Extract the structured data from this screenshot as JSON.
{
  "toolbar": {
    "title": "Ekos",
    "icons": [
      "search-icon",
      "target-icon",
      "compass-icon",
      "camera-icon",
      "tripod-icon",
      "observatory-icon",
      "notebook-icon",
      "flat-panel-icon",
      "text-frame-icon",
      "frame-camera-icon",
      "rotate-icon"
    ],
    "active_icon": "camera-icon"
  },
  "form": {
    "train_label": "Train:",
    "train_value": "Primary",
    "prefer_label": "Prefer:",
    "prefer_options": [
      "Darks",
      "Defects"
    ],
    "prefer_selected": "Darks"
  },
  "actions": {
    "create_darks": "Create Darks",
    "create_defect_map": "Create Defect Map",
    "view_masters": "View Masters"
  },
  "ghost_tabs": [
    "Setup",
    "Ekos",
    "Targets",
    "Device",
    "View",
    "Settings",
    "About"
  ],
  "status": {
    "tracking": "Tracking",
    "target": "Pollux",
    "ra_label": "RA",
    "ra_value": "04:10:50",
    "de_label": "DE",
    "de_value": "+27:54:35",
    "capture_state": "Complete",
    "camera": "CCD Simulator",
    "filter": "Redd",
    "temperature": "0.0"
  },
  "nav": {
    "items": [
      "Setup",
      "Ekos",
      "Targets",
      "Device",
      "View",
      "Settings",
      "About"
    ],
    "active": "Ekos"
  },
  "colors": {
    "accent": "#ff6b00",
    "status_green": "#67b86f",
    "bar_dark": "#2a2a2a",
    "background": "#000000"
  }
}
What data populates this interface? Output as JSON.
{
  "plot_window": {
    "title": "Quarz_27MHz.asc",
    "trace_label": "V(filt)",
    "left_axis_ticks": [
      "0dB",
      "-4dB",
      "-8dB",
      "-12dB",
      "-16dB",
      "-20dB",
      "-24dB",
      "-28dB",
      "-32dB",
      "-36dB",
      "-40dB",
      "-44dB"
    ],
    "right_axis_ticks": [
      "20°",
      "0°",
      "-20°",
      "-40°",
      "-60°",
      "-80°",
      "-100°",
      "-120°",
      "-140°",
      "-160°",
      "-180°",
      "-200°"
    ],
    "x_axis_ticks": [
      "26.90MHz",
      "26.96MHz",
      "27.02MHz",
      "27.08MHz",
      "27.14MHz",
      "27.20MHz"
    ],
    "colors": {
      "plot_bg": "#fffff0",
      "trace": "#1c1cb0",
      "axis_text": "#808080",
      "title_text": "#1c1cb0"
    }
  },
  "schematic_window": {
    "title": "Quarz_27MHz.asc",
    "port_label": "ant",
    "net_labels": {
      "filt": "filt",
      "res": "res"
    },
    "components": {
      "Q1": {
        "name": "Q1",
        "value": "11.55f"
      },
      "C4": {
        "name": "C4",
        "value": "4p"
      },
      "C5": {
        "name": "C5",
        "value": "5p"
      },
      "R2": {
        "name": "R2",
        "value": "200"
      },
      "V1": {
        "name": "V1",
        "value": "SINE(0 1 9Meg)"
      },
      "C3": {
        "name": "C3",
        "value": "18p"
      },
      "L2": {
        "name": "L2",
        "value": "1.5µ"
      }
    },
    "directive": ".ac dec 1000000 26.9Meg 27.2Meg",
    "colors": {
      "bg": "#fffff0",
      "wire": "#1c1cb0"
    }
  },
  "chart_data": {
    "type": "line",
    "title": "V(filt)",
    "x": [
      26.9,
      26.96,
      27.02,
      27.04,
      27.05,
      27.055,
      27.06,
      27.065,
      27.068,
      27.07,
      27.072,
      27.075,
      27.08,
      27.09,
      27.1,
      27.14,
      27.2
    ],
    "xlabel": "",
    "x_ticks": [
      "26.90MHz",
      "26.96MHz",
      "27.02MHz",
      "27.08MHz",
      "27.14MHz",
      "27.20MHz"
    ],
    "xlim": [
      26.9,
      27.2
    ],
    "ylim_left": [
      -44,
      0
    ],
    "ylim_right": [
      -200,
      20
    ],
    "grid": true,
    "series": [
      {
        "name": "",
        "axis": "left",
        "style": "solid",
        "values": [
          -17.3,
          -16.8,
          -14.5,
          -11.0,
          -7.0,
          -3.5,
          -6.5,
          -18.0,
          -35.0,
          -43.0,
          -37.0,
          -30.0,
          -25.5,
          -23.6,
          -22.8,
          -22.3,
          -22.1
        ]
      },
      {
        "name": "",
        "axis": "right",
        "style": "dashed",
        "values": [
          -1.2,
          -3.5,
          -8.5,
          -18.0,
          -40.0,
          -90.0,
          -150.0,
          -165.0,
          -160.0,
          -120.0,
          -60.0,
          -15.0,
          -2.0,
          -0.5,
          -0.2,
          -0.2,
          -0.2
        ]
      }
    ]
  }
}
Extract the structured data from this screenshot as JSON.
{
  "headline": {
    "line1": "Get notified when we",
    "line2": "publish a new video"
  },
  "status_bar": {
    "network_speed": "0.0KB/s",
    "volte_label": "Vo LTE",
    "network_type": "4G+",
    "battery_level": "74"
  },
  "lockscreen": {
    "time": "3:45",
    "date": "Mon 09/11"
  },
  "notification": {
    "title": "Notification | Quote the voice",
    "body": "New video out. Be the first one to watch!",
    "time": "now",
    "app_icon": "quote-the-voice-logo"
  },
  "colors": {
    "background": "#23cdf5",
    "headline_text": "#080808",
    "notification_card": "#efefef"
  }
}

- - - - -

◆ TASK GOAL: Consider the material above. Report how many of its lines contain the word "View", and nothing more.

◆ WRITTEN RESPONSE: 3